## WORK TASK
Apart from the images, repeat the data below exactly as written.
══ DATA RECORDS ══
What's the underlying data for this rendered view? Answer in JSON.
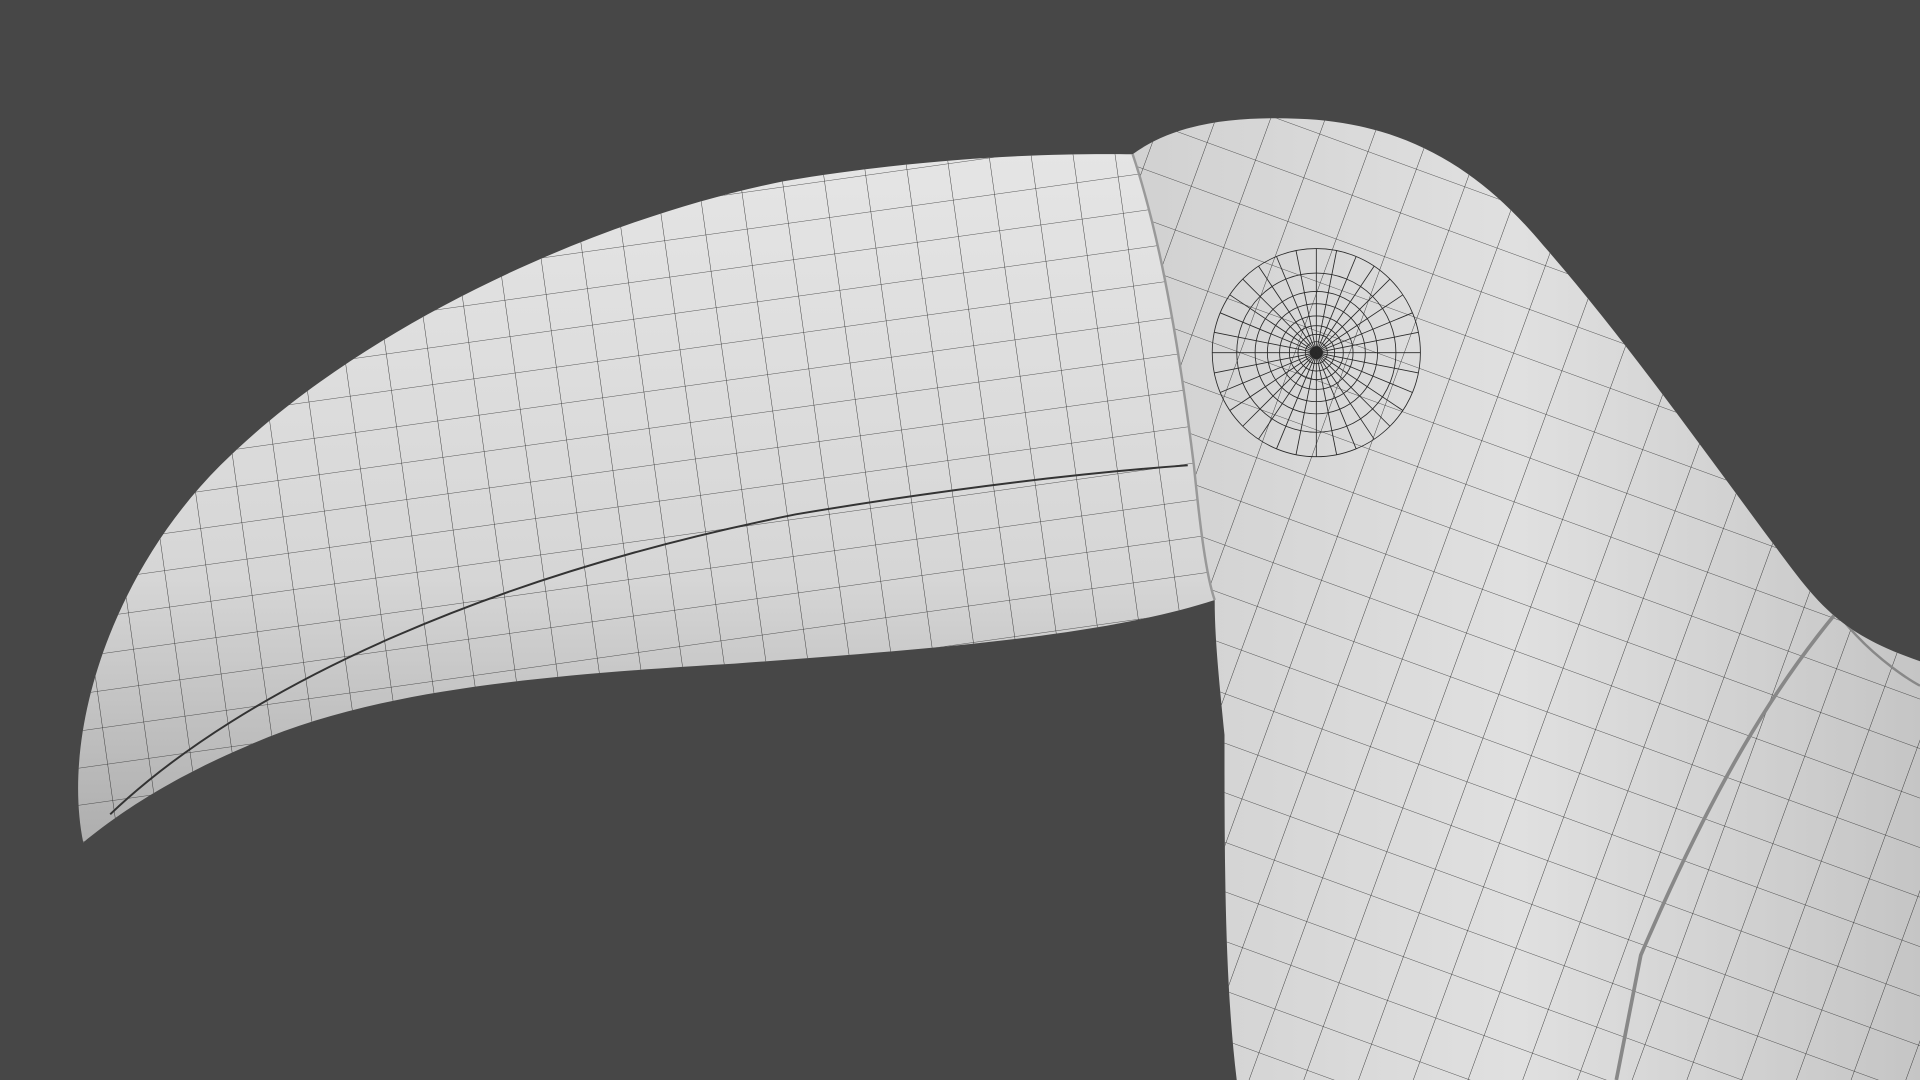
{
  "scene": {
    "subject": "toucan",
    "colors": {
      "background": "#474747",
      "surface_light": "#e2e2e2",
      "surface_dark": "#a9a9a9",
      "wire": "#2a2a2a"
    }
  }
}
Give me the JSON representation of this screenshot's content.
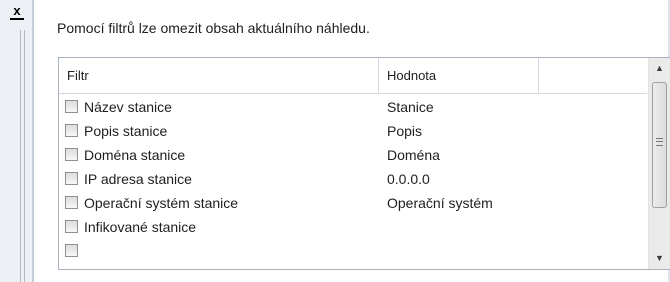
{
  "panel": {
    "close_label": "x",
    "description": "Pomocí filtrů lze omezit obsah aktuálního náhledu."
  },
  "grid": {
    "columns": [
      "Filtr",
      "Hodnota",
      ""
    ],
    "rows": [
      {
        "filter": "Název stanice",
        "value": "Stanice",
        "checked": false
      },
      {
        "filter": "Popis stanice",
        "value": "Popis",
        "checked": false
      },
      {
        "filter": "Doména stanice",
        "value": "Doména",
        "checked": false
      },
      {
        "filter": "IP adresa stanice",
        "value": "0.0.0.0",
        "checked": false
      },
      {
        "filter": "Operační systém stanice",
        "value": "Operační systém",
        "checked": false
      },
      {
        "filter": "Infikované stanice",
        "value": "",
        "checked": false
      }
    ]
  },
  "scrollbar": {
    "up_icon": "scroll-up-arrow-icon",
    "down_icon": "scroll-down-arrow-icon",
    "up_glyph": "▲",
    "down_glyph": "▼"
  }
}
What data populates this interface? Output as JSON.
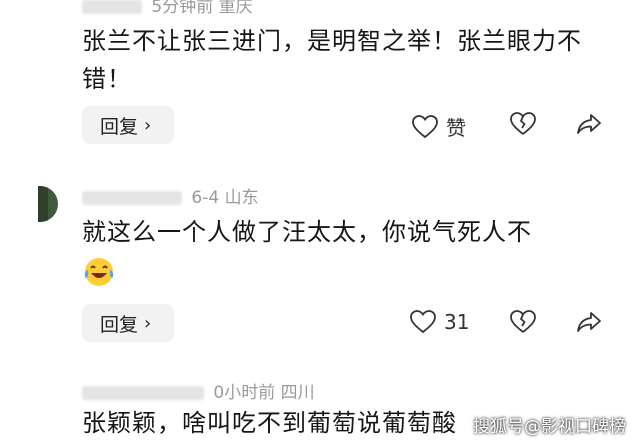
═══
## PROBLEM SOLUTION
What's the underlying data for this rendered view? Answer in JSON.
{
  "scene": {
    "subject": "toucan",
    "colors": {
      "background": "#474747",
      "surface_light": "#e2e2e2",
      "surface_dark": "#a9a9a9",
      "wire": "#2a2a2a"
    }
  }
}
Give me the JSON representation of this screenshot's content.
{
  "panel": {
    "close_label": "x",
    "description": "Pomocí filtrů lze omezit obsah aktuálního náhledu."
  },
  "grid": {
    "columns": [
      "Filtr",
      "Hodnota",
      ""
    ],
    "rows": [
      {
        "filter": "Název stanice",
        "value": "Stanice",
        "checked": false
      },
      {
        "filter": "Popis stanice",
        "value": "Popis",
        "checked": false
      },
      {
        "filter": "Doména stanice",
        "value": "Doména",
        "checked": false
      },
      {
        "filter": "IP adresa stanice",
        "value": "0.0.0.0",
        "checked": false
      },
      {
        "filter": "Operační systém stanice",
        "value": "Operační systém",
        "checked": false
      },
      {
        "filter": "Infikované stanice",
        "value": "",
        "checked": false
      }
    ]
  },
  "scrollbar": {
    "up_icon": "scroll-up-arrow-icon",
    "down_icon": "scroll-down-arrow-icon",
    "up_glyph": "▲",
    "down_glyph": "▼"
  }
}
What data populates this interface? Output as JSON.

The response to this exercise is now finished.